So we're stuck with Andrew Johnson for almost all of what should have been Lincoln's second term. Johnson may have been pro-Union, but he was still a Southerner, and as such he expended a great deal of energy trying to undermine the North's attempts to take advantage of their victory to make life suck slightly less for the recently-freed slaves. For an example of what a great guy Johnson was: when Congress passed the Civil Rights Act of 1866, which granted all citizens, regardless of color, equal access to basic freedoms like the ability to own property, enter into contracts, and such, Johnson vetoed it because it discriminated against whites. He also argued that it could lead to a slippery slope by which the Southern states might eventually be forced to let blacks do things like serve on juries, hold public office, or even (gasp!) vote. Congress overrode the veto, by the way, marking the first time in history that Congress and the president were pissed-off at each another enough for that to happen.

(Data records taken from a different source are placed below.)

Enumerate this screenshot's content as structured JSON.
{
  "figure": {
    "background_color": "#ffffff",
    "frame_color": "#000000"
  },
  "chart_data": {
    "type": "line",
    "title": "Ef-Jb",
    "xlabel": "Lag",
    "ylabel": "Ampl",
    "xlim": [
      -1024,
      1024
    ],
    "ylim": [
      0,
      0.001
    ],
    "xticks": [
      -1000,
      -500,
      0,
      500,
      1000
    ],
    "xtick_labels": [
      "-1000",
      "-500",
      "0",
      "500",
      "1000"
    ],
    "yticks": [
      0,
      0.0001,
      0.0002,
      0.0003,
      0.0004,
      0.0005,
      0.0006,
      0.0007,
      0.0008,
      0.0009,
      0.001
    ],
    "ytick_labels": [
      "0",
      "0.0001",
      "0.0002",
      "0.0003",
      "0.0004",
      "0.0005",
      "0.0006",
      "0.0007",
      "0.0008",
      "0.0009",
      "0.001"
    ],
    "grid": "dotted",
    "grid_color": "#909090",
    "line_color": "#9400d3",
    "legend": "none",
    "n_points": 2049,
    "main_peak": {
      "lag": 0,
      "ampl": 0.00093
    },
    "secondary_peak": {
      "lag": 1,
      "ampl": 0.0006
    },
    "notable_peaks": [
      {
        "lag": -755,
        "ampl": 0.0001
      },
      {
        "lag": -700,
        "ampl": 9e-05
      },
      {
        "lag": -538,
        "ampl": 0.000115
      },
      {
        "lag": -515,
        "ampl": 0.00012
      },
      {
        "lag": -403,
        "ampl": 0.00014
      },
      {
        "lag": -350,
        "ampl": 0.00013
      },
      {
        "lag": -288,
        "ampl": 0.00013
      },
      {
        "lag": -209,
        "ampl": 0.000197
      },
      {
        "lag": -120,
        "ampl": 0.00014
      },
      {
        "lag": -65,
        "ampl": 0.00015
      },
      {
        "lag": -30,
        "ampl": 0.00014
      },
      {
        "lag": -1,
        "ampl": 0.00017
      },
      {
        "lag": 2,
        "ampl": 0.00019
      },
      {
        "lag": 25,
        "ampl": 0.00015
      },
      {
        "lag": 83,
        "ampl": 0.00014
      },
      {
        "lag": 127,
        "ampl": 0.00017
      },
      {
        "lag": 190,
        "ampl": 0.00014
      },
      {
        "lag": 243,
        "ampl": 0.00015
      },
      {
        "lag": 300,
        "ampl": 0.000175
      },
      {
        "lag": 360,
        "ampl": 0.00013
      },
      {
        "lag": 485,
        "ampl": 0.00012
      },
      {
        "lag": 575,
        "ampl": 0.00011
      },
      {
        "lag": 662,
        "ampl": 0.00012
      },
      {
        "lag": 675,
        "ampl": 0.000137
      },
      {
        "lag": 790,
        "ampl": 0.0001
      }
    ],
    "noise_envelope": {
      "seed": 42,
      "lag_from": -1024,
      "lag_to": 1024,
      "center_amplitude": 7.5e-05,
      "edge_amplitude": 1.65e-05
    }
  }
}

But that wasn't the only first in Congressional-Presidential relations during this administration, because you already know how the rest of this goes: Congress sets a trap obvious enough to be the work of an SNES RPG villain, Johnson deliberately steps right on it just to say F-U, Congress impeaches Johnson because they hate his stupid face, Johnson survives by one vote. Anyway. Suppose you're thinking of running for president after this fiasco. Who do you want to look like?
So yeah, it's gonna be beards for a while.
Now it's 1868, and on the Republican ticket we have Ulysses S. Grant, flying high on his fame for being the general that won the Civil War. And for the Democrats we have... ohwhocareshehasnochance. Grant's not a politician, and doesn't really have any political experience, but hey, how hard can it be? Picking out cabinet and staff members will be easy; Grant has lots of friends, and they're the best people, the best people. So while Grant actually did some good things in office—including fulfilling some of Johnson's doom-and-gloom predictions with more civil rights legislation—the thing everyone's going to remember about him is the ill-fated stunt where he jumped over a shark tank in a motorcycle. Oh, and also the rampant corruption scandals plaguing his administration, particularly the Crédit Mobilier scandal, which is so convoluted that I always have to look it up. One moment. (pulls up Wikipedia)
Ahem. So, the new big thing is building a transcontinental railroad to connect the mainland US with the relatively new Southwestern states. Stealing those states from Mexico was one of the major sparks that ended up leading to the Civil War, after all, and since we've already gone through all that, probably we should at least make it not a giant pain in the ass to get over there. So the government hires the Union Pacific Railroad to build this thing, and the guys in charge of Union Pacific, one of whom is hilariously named George Francis Train, formed a company called Crédit Mobilier—named after a French bank, don't ask me why—and subcontracted the work out to them. Crédit Mobilier jacked their prices way up, Union Pacific passed those costs on to the government claiming that's what their subcontractor was asking for, Crédit Mobilier lied about how much money they made, and the guys running UP were the same guys running CM so they got filthy rich. Then, Crédit Mobilier started getting members of Congress in on the act, giving them nice big payouts as well as positions on CM's board in exchange for continuing to appropriate the funds to keep this scheme running. So basically, you can imagine how the excrement hit the fan when this got out. Grant had been planning to take a shot at becoming the first US president to win a third term, but 'twas not to be; only one guy in history would ever manage to pull that off, and it's not U. S. Grant. But with Grant out of the race, and the populace thoroughly pissed off, what would the Republican party do in 1876? Who would they run? And who will end up being the 19th president of the United States? Well stay tuned, because this is where things start getting really messed up (and I promise, this is all leading to something!). Unfortunately, I need to take a break after typing all this See you later tonight and/or tomorrow!